‘Plastic bags are threat to human, animal health’


By Sheikh Alkinky Sanyang

Dawda Badgie, director of technical services network at the National Environment Agency (NEA) has disclosed that plastic bag pollution rendered severe environmental and health threats to human, livestock and the Marine Eco-system.

Due to its adverse effects and uncompromising hazards, the Government of the Gambia has on 1 July 2015 banned the use, production and sell of plastic bags in the country.
Badgie made this disclosure recently during a press briefing held at the home of the Gambian environment on Jimpex road, Kanifing. He told the gathering and keen listeners that the country needs the blessing support and collaboration of all and sundry in an effort to collectively effect the ban on plastic bags that find their way into our sustainable livelihood support systems.

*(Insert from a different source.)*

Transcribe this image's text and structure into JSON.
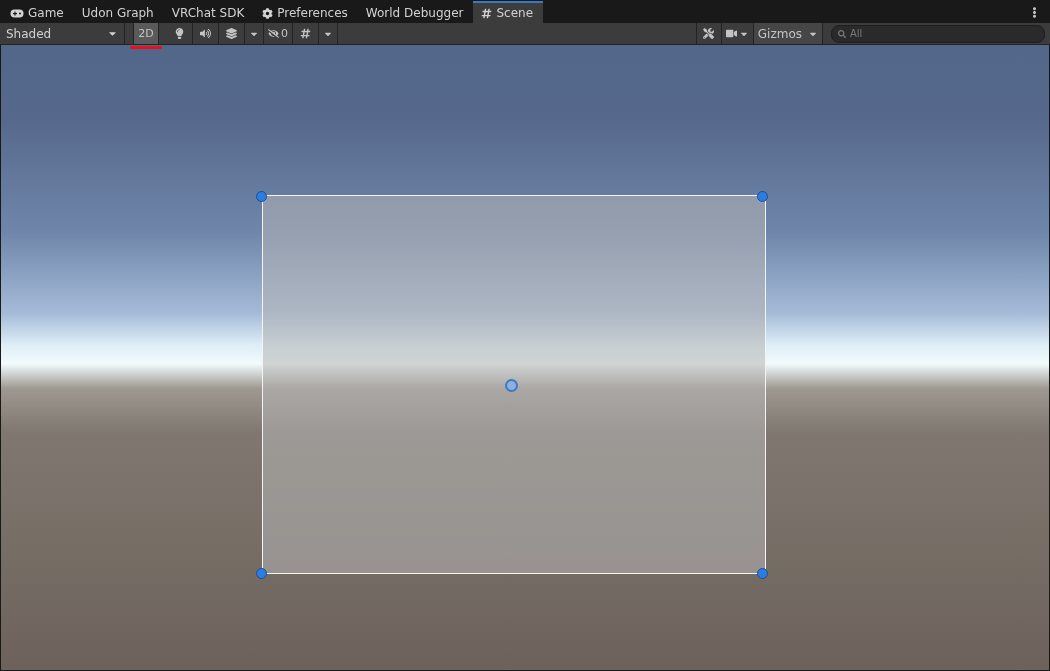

He further disclosed that plastic bags do not decompose for many years and therefore has potentials to destroy soil nutrients and structure, and affect tree-roots penetration thus threatens productivity.
Buttressing further, Badgie noted that our livestock are also killed with other smaller domestic animals when they ingest or swallow it resulting in huge economic loss to farmers.

“Due to improper disposal systems, many domestic and stray animals end up consuming plastics and get entangled and suffocated to death. Thousands of animals worldwide including cow, goats, sheep, dolphins, turtles, whales, penguins are killed every year due to plastic bags ingestion. Many animals ingest plastic bags, mistaking them for food, and therefore die. And worse, the ingested plastic bag remains intact even after the death and decomposition of the animal. Thus, it lies around in the landscape where another victim may ingest it,” he said.

“The continuous use of plastic bags threatens our food security as they resist decomposition for decades and becomes a virtual eye-sore in public places. Most plastic wastes find their ways into gutters and water ways and cause blockage during rainy season and subsequently lead to flooding of cities and growth centers, he pointed out,” he added.

Counting on the threats of plastic bags, Director Badgie disclosed that when plastic bags are burnt or used for fire lighting, which is a very common practice by the women in the country, it releases dangerous chemicals such as dioxins and furans which are Persistent Organic Pollutants, are casinogenic substance that can cause cancer and other life threatening diseases.

Furthermore, he said Plastic bags are often misused by putting in it hot or cold food like “Ebbeh, Café Touba, Nan-Mburr” etc underlining that the use of plastic bags to package hot or cold food stuff is very dangerous as it releases the chemical residue content of the plastic into the food, and can lead to long-term health problems.

He revealed that the Environmental Education & Communication team of the agency will embark on a nationwide sensitization tour to community radio stations. These local radio FM stations will include Paradise FM in Farafenni, GRTS radio in Basse, Brikamabaa Community radio, Soma FM and Kaira FM in Kuloro. These phone-in radio programs will generate lots of listenership who can also contribute through phone calls.

“The ban on plastic bags is a right move in the right direction as it reflects on the dangers to both human and the environment. Plastic bags are non-biodegradable and can cause serious threat to the fragile eco-system of the country and the environment in general,” Dr. Badgie warned.

Speaking earlier, Barrister Lamin Samateh thanked the Government of the Gambia and the NEA for their foresight and commitment in averting serious environmental hazards by banning the usage, sale, and consumption of plastic bags. He therefore called on all and sundry not to smuggle this banned substance into the country.